In 1897 the Corporation, under pressure from the tradesmen, announced that in future no trading would be permitted on the beach and only donkeys, camels and boatmen would be allowed to operate. The uproar which greeted this announcement took the Council by surprise. Blackpool was 'news' in the national press by this time, and the sands issue brought forth editorial criticisms in several of the major northern newspapers; the consensus of opinion was that Blackpool was forgetting that the roots of its popularity lay with the working classes, and to them the activity on the sands was just as much an attraction as the big new entertainment centres and the shops.

The Blackburn Northern Daily Telegraph wrote:

That Blackpool sands, the very Mecca of all the charlatanry and humbug of the land, should be purified and dedicated only to the uses of the patient donkey and the insinuating boatman seems incredible. It is too late in the day to refine the character of Blackpool. The bulk of Lancashire people who go to Blackpool want Blackpool as they have known it, with its life, its hurly-burly and its riotous fun. To attempt to make Blackpool conventional and 'respectable' would be to ruin it and drive its supporters elsewhere.

The Corporation decided to compromise. They would allow 'Ventriloquists, Niggers, Punch and Judy, Camels, Ice Cream, Ginger Beer, Blackpool Rock, Sweets in Baskets and Oyster Sellers' to remain on the sands, but 'Phrenologists, "Quack" Doctors, Palmists, Mock Auctions and Cheap Jacks' would be prohibited. By this means they hoped to remove what they considered to be the worst excesses from the beach, but, as things turned out, the new regulations back-fired completely.

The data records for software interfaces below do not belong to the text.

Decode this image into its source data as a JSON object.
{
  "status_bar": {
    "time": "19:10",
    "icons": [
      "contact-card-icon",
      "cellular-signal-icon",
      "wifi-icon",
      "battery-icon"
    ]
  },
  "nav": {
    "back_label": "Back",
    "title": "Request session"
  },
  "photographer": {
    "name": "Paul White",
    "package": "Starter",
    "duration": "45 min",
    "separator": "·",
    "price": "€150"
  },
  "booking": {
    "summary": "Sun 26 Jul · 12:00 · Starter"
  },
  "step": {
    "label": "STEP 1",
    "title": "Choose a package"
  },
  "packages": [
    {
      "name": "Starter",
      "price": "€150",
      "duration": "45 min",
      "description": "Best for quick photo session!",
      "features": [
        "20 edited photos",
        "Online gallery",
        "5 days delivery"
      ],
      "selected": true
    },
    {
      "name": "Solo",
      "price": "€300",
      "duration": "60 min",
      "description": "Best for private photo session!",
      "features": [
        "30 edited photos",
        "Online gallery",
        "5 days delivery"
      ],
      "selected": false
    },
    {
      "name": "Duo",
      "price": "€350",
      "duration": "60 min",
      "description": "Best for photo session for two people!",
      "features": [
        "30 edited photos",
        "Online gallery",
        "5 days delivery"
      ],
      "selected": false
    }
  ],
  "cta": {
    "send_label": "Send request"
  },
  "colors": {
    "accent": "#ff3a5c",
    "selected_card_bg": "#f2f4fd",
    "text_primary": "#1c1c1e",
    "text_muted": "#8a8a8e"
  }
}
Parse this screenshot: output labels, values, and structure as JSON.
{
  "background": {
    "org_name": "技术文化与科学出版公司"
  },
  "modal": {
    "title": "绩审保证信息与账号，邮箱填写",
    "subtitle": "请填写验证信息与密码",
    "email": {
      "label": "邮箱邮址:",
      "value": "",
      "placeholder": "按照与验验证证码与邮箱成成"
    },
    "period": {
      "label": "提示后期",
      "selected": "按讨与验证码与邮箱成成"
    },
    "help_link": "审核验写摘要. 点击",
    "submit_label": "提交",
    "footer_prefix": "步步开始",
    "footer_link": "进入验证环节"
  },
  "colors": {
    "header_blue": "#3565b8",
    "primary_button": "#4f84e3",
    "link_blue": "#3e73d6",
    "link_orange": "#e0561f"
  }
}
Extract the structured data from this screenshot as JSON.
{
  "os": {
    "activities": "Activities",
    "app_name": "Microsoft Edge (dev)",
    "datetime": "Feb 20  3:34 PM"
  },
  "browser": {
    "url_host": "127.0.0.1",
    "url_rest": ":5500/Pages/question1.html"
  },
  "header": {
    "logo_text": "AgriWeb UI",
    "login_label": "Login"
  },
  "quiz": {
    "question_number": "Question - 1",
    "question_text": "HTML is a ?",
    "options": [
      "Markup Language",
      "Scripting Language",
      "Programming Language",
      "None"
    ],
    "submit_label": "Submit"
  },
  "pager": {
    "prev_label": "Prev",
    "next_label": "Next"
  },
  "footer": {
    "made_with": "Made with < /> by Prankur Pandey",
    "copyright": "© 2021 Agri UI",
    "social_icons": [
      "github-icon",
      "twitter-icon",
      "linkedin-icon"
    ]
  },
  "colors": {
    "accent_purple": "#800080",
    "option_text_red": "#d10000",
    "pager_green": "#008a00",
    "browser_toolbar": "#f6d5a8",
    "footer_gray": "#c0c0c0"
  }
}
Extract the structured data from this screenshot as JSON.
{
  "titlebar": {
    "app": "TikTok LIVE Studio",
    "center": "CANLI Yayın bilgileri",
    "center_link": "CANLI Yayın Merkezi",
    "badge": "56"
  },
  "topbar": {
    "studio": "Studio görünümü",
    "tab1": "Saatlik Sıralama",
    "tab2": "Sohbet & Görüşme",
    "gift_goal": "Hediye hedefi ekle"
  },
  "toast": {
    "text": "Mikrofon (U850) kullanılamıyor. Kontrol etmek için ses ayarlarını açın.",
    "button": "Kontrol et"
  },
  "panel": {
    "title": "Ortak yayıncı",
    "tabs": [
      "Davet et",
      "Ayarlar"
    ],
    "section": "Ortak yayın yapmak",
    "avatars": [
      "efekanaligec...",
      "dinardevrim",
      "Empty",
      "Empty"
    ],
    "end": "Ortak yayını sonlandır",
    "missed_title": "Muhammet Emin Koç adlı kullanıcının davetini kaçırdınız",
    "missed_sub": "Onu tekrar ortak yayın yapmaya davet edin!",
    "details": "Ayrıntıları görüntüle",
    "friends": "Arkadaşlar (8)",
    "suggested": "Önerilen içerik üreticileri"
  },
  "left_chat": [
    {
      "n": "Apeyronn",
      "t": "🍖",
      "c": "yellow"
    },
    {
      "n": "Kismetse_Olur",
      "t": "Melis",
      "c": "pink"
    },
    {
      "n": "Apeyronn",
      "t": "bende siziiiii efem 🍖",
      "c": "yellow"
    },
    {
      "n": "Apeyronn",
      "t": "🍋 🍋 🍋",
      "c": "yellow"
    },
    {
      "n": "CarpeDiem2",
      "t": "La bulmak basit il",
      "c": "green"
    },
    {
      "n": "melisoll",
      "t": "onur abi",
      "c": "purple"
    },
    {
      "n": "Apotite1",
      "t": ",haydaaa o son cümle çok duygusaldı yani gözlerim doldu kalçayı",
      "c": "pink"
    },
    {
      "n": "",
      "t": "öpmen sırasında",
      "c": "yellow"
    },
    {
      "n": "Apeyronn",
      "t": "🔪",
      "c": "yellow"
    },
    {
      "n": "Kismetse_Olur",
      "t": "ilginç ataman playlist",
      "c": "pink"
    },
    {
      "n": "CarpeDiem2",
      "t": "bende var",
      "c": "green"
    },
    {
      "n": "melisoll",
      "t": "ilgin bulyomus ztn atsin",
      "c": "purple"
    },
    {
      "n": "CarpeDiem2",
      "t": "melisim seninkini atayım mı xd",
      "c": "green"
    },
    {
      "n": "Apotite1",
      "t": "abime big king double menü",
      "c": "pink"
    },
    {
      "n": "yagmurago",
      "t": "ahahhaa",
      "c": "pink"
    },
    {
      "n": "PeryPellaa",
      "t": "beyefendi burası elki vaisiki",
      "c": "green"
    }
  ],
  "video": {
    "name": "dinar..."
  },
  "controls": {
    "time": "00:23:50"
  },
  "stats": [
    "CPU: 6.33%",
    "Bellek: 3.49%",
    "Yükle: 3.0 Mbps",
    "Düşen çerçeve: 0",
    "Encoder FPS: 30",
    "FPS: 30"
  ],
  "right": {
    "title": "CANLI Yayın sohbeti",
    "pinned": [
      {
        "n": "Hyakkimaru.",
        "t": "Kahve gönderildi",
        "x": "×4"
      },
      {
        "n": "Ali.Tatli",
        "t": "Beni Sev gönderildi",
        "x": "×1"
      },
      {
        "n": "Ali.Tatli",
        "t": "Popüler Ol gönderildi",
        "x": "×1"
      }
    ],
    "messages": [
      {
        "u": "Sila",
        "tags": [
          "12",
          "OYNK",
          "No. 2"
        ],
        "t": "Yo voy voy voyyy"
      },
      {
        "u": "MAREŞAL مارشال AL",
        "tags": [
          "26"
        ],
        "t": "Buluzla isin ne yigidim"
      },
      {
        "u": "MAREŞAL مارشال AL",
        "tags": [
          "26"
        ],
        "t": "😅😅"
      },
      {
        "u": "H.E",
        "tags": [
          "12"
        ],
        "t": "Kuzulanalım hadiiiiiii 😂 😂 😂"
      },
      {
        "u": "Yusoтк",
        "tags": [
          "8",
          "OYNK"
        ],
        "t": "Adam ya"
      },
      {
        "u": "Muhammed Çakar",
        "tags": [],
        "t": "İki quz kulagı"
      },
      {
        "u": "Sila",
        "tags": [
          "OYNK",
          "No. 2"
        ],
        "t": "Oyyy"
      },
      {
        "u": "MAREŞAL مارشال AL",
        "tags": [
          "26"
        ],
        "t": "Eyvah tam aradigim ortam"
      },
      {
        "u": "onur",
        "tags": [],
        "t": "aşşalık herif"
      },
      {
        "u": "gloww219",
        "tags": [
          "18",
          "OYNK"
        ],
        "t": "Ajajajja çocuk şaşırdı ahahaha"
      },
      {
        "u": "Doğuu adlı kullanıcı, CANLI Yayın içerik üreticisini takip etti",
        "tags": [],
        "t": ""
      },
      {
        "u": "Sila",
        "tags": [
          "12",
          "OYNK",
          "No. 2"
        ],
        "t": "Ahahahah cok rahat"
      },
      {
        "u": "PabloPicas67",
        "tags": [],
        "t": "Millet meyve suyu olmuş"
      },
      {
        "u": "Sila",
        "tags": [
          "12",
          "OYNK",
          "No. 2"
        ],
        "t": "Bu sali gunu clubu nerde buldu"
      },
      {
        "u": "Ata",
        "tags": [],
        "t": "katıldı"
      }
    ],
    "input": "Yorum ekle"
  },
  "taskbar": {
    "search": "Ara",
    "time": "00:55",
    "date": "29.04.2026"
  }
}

Many of the banished traders had operated in Blackpool for years, and could hardly be expected to acquiesce meekly when the Corporation took away their livelihood -- some earned up to £20 a week in the season. They began to move instead to the houses along Central Beach, where they erected stalls in the front gardens, so that before long almost the whole of Central Beach was covered in stalls ...

There was little the Corporation could do to control activities on what became known as the 'Golden Mile', for the forecourts of the houses were still technically private gardens and, provided they did not contravene building regulations, the occupants could do more or less as they liked. Soon the property on Central Beach became some of the most sought-after in Blackpool; it was a curious phenomenon that the front gardens were more valuable than the houses themselves ...

The restriction on sands trading had a considerable effect on Blackpool's seafront development. Many of the sands activities were re-established on the Fair Ground at South Shore, from which evolved the Blackpool Pleasure Beach ... To many residents it was an infuriating paradox that the more sedate activities seemed to have moved to the seclusion of South Shore, whilst the worst elements were now concentrated on the most prominent section of the Promenade. In 1899 the Gazette prophesied with remarkable accuracy the future of the Golden Mile:

If the front land is covered with howling cheap-jacks, swindling catchpenny trickeries etc., while the shops behind are let for two-headed giantesses, fat women, penny-in-the-slot indecencies etc., then what a disreputable pandemonium will Central Beach eventually become!